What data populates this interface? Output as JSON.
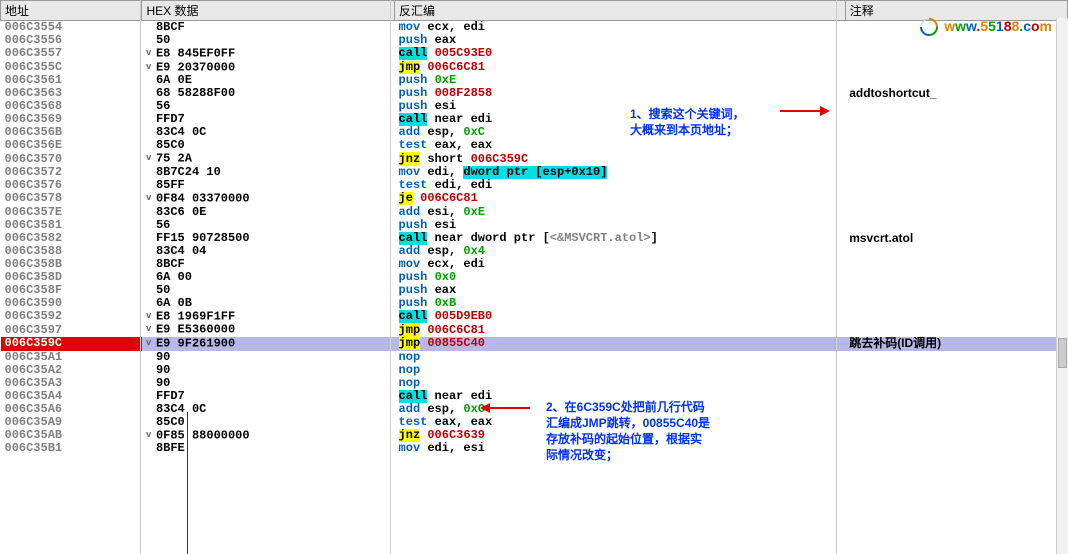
{
  "headers": {
    "addr": "地址",
    "hex": "HEX 数据",
    "asm": "反汇编",
    "comment": "注释"
  },
  "watermark": {
    "text": "www.55188.com",
    "colors": [
      "#e08000",
      "#00a000",
      "#0060c0",
      "#c00000"
    ]
  },
  "note1": {
    "line1": "1、搜索这个关键词，",
    "line2": "大概来到本页地址；"
  },
  "note2": {
    "line1": "2、在6C359C处把前几行代码",
    "line2": "汇编成JMP跳转，00855C40是",
    "line3": "存放补码的起始位置，根据实",
    "line4": "际情况改变；"
  },
  "rows": [
    {
      "addr": "006C3554",
      "hex": "8BCF",
      "asm": [
        {
          "t": "mov ",
          "c": "mn"
        },
        {
          "t": "ecx",
          "c": "reg"
        },
        {
          "t": ", "
        },
        {
          "t": "edi",
          "c": "reg"
        }
      ],
      "expand": ""
    },
    {
      "addr": "006C3556",
      "hex": "50",
      "asm": [
        {
          "t": "push ",
          "c": "mn"
        },
        {
          "t": "eax",
          "c": "reg"
        }
      ],
      "expand": ""
    },
    {
      "addr": "006C3557",
      "hex": "E8 845EF0FF",
      "asm": [
        {
          "t": "call",
          "c": "mn",
          "hl": "cyan"
        },
        {
          "t": " "
        },
        {
          "t": "005C93E0",
          "c": "num-red"
        }
      ],
      "expand": "v"
    },
    {
      "addr": "006C355C",
      "hex": "E9 20370000",
      "asm": [
        {
          "t": "jmp",
          "c": "mn",
          "hl": "yellow"
        },
        {
          "t": " "
        },
        {
          "t": "006C6C81",
          "c": "num-red"
        }
      ],
      "expand": "v"
    },
    {
      "addr": "006C3561",
      "hex": "6A 0E",
      "asm": [
        {
          "t": "push ",
          "c": "mn"
        },
        {
          "t": "0xE",
          "c": "num-green"
        }
      ],
      "expand": ""
    },
    {
      "addr": "006C3563",
      "hex": "68 58288F00",
      "asm": [
        {
          "t": "push ",
          "c": "mn"
        },
        {
          "t": "008F2858",
          "c": "num-red"
        }
      ],
      "expand": "",
      "comment": "addtoshortcut_"
    },
    {
      "addr": "006C3568",
      "hex": "56",
      "asm": [
        {
          "t": "push ",
          "c": "mn"
        },
        {
          "t": "esi",
          "c": "reg"
        }
      ],
      "expand": ""
    },
    {
      "addr": "006C3569",
      "hex": "FFD7",
      "asm": [
        {
          "t": "call",
          "c": "mn",
          "hl": "cyan"
        },
        {
          "t": " near "
        },
        {
          "t": "edi",
          "c": "reg"
        }
      ],
      "expand": ""
    },
    {
      "addr": "006C356B",
      "hex": "83C4 0C",
      "asm": [
        {
          "t": "add ",
          "c": "mn"
        },
        {
          "t": "esp",
          "c": "reg"
        },
        {
          "t": ", "
        },
        {
          "t": "0xC",
          "c": "num-green"
        }
      ],
      "expand": ""
    },
    {
      "addr": "006C356E",
      "hex": "85C0",
      "asm": [
        {
          "t": "test ",
          "c": "mn"
        },
        {
          "t": "eax",
          "c": "reg"
        },
        {
          "t": ", "
        },
        {
          "t": "eax",
          "c": "reg"
        }
      ],
      "expand": ""
    },
    {
      "addr": "006C3570",
      "hex": "75 2A",
      "asm": [
        {
          "t": "jnz",
          "c": "mn",
          "hl": "yellow"
        },
        {
          "t": " short "
        },
        {
          "t": "006C359C",
          "c": "num-red"
        }
      ],
      "expand": "v"
    },
    {
      "addr": "006C3572",
      "hex": "8B7C24 10",
      "asm": [
        {
          "t": "mov ",
          "c": "mn"
        },
        {
          "t": "edi",
          "c": "reg"
        },
        {
          "t": ", "
        },
        {
          "t": "dword ptr [esp+0x10]",
          "c": "reg",
          "hl": "op-cyan"
        }
      ],
      "expand": ""
    },
    {
      "addr": "006C3576",
      "hex": "85FF",
      "asm": [
        {
          "t": "test ",
          "c": "mn"
        },
        {
          "t": "edi",
          "c": "reg"
        },
        {
          "t": ", "
        },
        {
          "t": "edi",
          "c": "reg"
        }
      ],
      "expand": ""
    },
    {
      "addr": "006C3578",
      "hex": "0F84 03370000",
      "asm": [
        {
          "t": "je",
          "c": "mn",
          "hl": "yellow"
        },
        {
          "t": " "
        },
        {
          "t": "006C6C81",
          "c": "num-red"
        }
      ],
      "expand": "v"
    },
    {
      "addr": "006C357E",
      "hex": "83C6 0E",
      "asm": [
        {
          "t": "add ",
          "c": "mn"
        },
        {
          "t": "esi",
          "c": "reg"
        },
        {
          "t": ", "
        },
        {
          "t": "0xE",
          "c": "num-green"
        }
      ],
      "expand": ""
    },
    {
      "addr": "006C3581",
      "hex": "56",
      "asm": [
        {
          "t": "push ",
          "c": "mn"
        },
        {
          "t": "esi",
          "c": "reg"
        }
      ],
      "expand": ""
    },
    {
      "addr": "006C3582",
      "hex": "FF15 90728500",
      "asm": [
        {
          "t": "call",
          "c": "mn",
          "hl": "cyan"
        },
        {
          "t": " near "
        },
        {
          "t": "dword ptr ",
          "c": "reg"
        },
        {
          "t": "[",
          "c": "reg"
        },
        {
          "t": "<&MSVCRT.atol>",
          "c": "sym"
        },
        {
          "t": "]",
          "c": "reg"
        }
      ],
      "expand": "",
      "comment": "msvcrt.atol"
    },
    {
      "addr": "006C3588",
      "hex": "83C4 04",
      "asm": [
        {
          "t": "add ",
          "c": "mn"
        },
        {
          "t": "esp",
          "c": "reg"
        },
        {
          "t": ", "
        },
        {
          "t": "0x4",
          "c": "num-green"
        }
      ],
      "expand": ""
    },
    {
      "addr": "006C358B",
      "hex": "8BCF",
      "asm": [
        {
          "t": "mov ",
          "c": "mn"
        },
        {
          "t": "ecx",
          "c": "reg"
        },
        {
          "t": ", "
        },
        {
          "t": "edi",
          "c": "reg"
        }
      ],
      "expand": ""
    },
    {
      "addr": "006C358D",
      "hex": "6A 00",
      "asm": [
        {
          "t": "push ",
          "c": "mn"
        },
        {
          "t": "0x0",
          "c": "num-green"
        }
      ],
      "expand": ""
    },
    {
      "addr": "006C358F",
      "hex": "50",
      "asm": [
        {
          "t": "push ",
          "c": "mn"
        },
        {
          "t": "eax",
          "c": "reg"
        }
      ],
      "expand": ""
    },
    {
      "addr": "006C3590",
      "hex": "6A 0B",
      "asm": [
        {
          "t": "push ",
          "c": "mn"
        },
        {
          "t": "0xB",
          "c": "num-green"
        }
      ],
      "expand": ""
    },
    {
      "addr": "006C3592",
      "hex": "E8 1969F1FF",
      "asm": [
        {
          "t": "call",
          "c": "mn",
          "hl": "cyan"
        },
        {
          "t": " "
        },
        {
          "t": "005D9EB0",
          "c": "num-red"
        }
      ],
      "expand": "v"
    },
    {
      "addr": "006C3597",
      "hex": "E9 E5360000",
      "asm": [
        {
          "t": "jmp",
          "c": "mn",
          "hl": "yellow"
        },
        {
          "t": " "
        },
        {
          "t": "006C6C81",
          "c": "num-red"
        }
      ],
      "expand": "v"
    },
    {
      "addr": "006C359C",
      "hex": "E9 9F261900",
      "asm": [
        {
          "t": "jmp",
          "c": "mn",
          "hl": "yellow"
        },
        {
          "t": " "
        },
        {
          "t": "00855C40",
          "c": "num-red"
        }
      ],
      "expand": "v",
      "sel": true,
      "comment": "跳去补码(ID调用)"
    },
    {
      "addr": "006C35A1",
      "hex": "90",
      "asm": [
        {
          "t": "nop",
          "c": "mn"
        }
      ],
      "expand": ""
    },
    {
      "addr": "006C35A2",
      "hex": "90",
      "asm": [
        {
          "t": "nop",
          "c": "mn"
        }
      ],
      "expand": ""
    },
    {
      "addr": "006C35A3",
      "hex": "90",
      "asm": [
        {
          "t": "nop",
          "c": "mn"
        }
      ],
      "expand": ""
    },
    {
      "addr": "006C35A4",
      "hex": "FFD7",
      "asm": [
        {
          "t": "call",
          "c": "mn",
          "hl": "cyan"
        },
        {
          "t": " near "
        },
        {
          "t": "edi",
          "c": "reg"
        }
      ],
      "expand": ""
    },
    {
      "addr": "006C35A6",
      "hex": "83C4 0C",
      "asm": [
        {
          "t": "add ",
          "c": "mn"
        },
        {
          "t": "esp",
          "c": "reg"
        },
        {
          "t": ", "
        },
        {
          "t": "0xC",
          "c": "num-green"
        }
      ],
      "expand": ""
    },
    {
      "addr": "006C35A9",
      "hex": "85C0",
      "asm": [
        {
          "t": "test ",
          "c": "mn"
        },
        {
          "t": "eax",
          "c": "reg"
        },
        {
          "t": ", "
        },
        {
          "t": "eax",
          "c": "reg"
        }
      ],
      "expand": ""
    },
    {
      "addr": "006C35AB",
      "hex": "0F85 88000000",
      "asm": [
        {
          "t": "jnz",
          "c": "mn",
          "hl": "yellow"
        },
        {
          "t": " "
        },
        {
          "t": "006C3639",
          "c": "num-red"
        }
      ],
      "expand": "v"
    },
    {
      "addr": "006C35B1",
      "hex": "8BFE",
      "asm": [
        {
          "t": "mov ",
          "c": "mn"
        },
        {
          "t": "edi",
          "c": "reg"
        },
        {
          "t": ", "
        },
        {
          "t": "esi",
          "c": "reg"
        }
      ],
      "expand": ""
    }
  ]
}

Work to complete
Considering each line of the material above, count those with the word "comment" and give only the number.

Answer to the problem
4